Prime Minister Yoshihiko Noda dissolved the Lower House of Parliament on Friday, paving the way for elections in which his ruling party will likely give way to a weak coalition government divided over how to solve Japan’s myriad problems.
Elections were set for Decr 16. If Mr. Noda’s centre-left party loses, the economically sputtering country will get its seventh Prime Minister in as many years.
The opposition Liberal Democratic Party, which led Japan for most of the post—World War II era, is in the best position to take over. The timing of the election likely pre-empts moves by more conservative challengers, including former Tokyo Mayor Shintaro Ishihara, to build up electoral support.
Campaigning is set to begin Dec. 4, but leaders were already switching into campaign mode.

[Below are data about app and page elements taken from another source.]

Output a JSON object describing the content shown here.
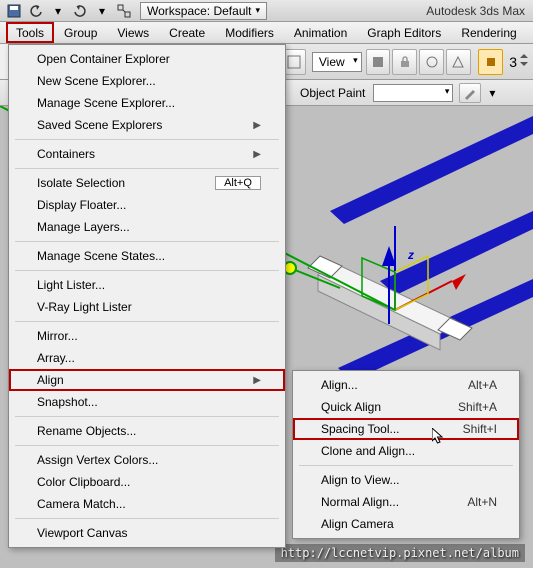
{
  "titlebar": {
    "workspace_label": "Workspace: Default",
    "app_title": "Autodesk 3ds Max"
  },
  "menubar": {
    "tools": "Tools",
    "group": "Group",
    "views": "Views",
    "create": "Create",
    "modifiers": "Modifiers",
    "animation": "Animation",
    "graph_editors": "Graph Editors",
    "rendering": "Rendering"
  },
  "toolbar": {
    "view_label": "View",
    "object_paint": "Object Paint",
    "number": "3"
  },
  "tools_menu": {
    "open_container_explorer": "Open Container Explorer",
    "new_scene_explorer": "New Scene Explorer...",
    "manage_scene_explorer": "Manage Scene Explorer...",
    "saved_scene_explorers": "Saved Scene Explorers",
    "containers": "Containers",
    "isolate_selection": "Isolate Selection",
    "isolate_shortcut": "Alt+Q",
    "display_floater": "Display Floater...",
    "manage_layers": "Manage Layers...",
    "manage_scene_states": "Manage Scene States...",
    "light_lister": "Light Lister...",
    "vray_light_lister": "V-Ray Light Lister",
    "mirror": "Mirror...",
    "array": "Array...",
    "align": "Align",
    "snapshot": "Snapshot...",
    "rename_objects": "Rename Objects...",
    "assign_vertex_colors": "Assign Vertex Colors...",
    "color_clipboard": "Color Clipboard...",
    "camera_match": "Camera Match...",
    "viewport_canvas": "Viewport Canvas"
  },
  "align_submenu": {
    "align": "Align...",
    "align_sc": "Alt+A",
    "quick_align": "Quick Align",
    "quick_align_sc": "Shift+A",
    "spacing_tool": "Spacing Tool...",
    "spacing_tool_sc": "Shift+I",
    "clone_and_align": "Clone and Align...",
    "align_to_view": "Align to View...",
    "normal_align": "Normal Align...",
    "normal_align_sc": "Alt+N",
    "align_camera": "Align Camera"
  },
  "axis": {
    "z": "z"
  },
  "watermark": "http://lccnetvip.pixnet.net/album"
}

“What’s at stake in the upcoming elections is whether Japan’s future is going to move forward or backward,” Mr. Noda declared to fellow leaders of the Democratic Party of Japan. “It is going to be a crucial election to determine the fate of Japan.”

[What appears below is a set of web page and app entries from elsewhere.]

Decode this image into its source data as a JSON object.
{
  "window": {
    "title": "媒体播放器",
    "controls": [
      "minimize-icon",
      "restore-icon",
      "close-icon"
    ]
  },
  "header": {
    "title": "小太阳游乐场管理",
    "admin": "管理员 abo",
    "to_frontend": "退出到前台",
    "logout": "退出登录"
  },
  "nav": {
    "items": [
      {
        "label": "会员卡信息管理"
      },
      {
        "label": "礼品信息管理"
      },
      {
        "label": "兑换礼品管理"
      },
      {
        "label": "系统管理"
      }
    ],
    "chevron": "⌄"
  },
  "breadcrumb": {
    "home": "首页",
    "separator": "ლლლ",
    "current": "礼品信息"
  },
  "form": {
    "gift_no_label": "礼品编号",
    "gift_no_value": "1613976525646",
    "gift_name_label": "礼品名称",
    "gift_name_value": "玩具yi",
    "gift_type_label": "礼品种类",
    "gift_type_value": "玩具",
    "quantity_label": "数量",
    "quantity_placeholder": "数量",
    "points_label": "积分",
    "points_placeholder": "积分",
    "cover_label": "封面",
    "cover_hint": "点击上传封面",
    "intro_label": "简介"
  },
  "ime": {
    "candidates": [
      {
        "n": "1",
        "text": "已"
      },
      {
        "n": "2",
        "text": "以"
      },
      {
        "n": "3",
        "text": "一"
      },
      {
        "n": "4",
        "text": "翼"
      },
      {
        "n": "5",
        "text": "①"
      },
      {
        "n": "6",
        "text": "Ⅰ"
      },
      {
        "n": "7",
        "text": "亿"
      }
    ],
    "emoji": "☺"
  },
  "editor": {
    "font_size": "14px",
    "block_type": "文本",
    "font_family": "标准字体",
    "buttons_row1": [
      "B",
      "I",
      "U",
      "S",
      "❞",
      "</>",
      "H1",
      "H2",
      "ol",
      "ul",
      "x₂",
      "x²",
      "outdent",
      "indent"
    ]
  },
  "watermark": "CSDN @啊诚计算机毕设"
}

The DPJ, in power for three years, has grown unpopular thanks largely to its handling of the Fukushima nuclear crisis and its recent doubling of the sales tax.

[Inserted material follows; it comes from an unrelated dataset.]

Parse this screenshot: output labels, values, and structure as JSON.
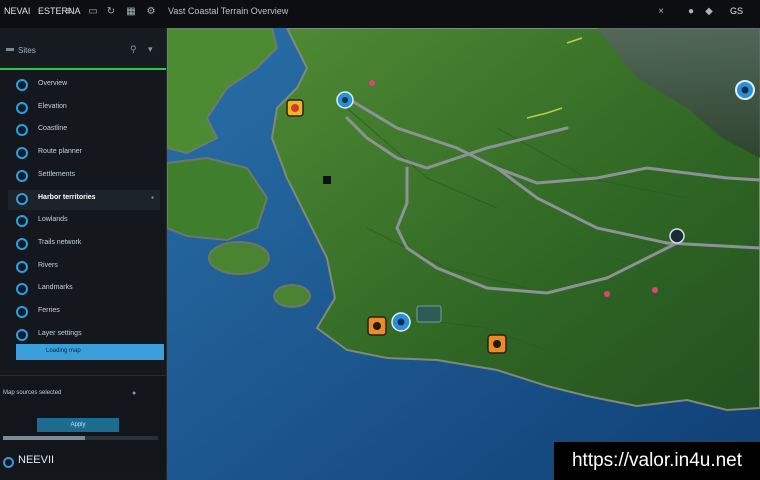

Mr. Noda’s most likely successor is LDP head and former Prime Minister Shinzo Abe. He resigned as Japan’s leader in 2007 after a year in office, citing health problems he says are no longer an issue.
The path to elections was laid suddenly on Wednesday during a debate between Mr. Abe and Mr. Noda. Mr. Noda abruptly said he would dissolve Parliament if the opposition would agree to key reforms, including a deficit financing bill and electoral reforms, and Mr. Abe jumped at the chance. Polls indicate that the conservative, business—friendly LDP will win the most seats in the 480—seat lower house but will fall far short of a majority. That would force it to cobble together a coalition of parties with differing policies and priorities.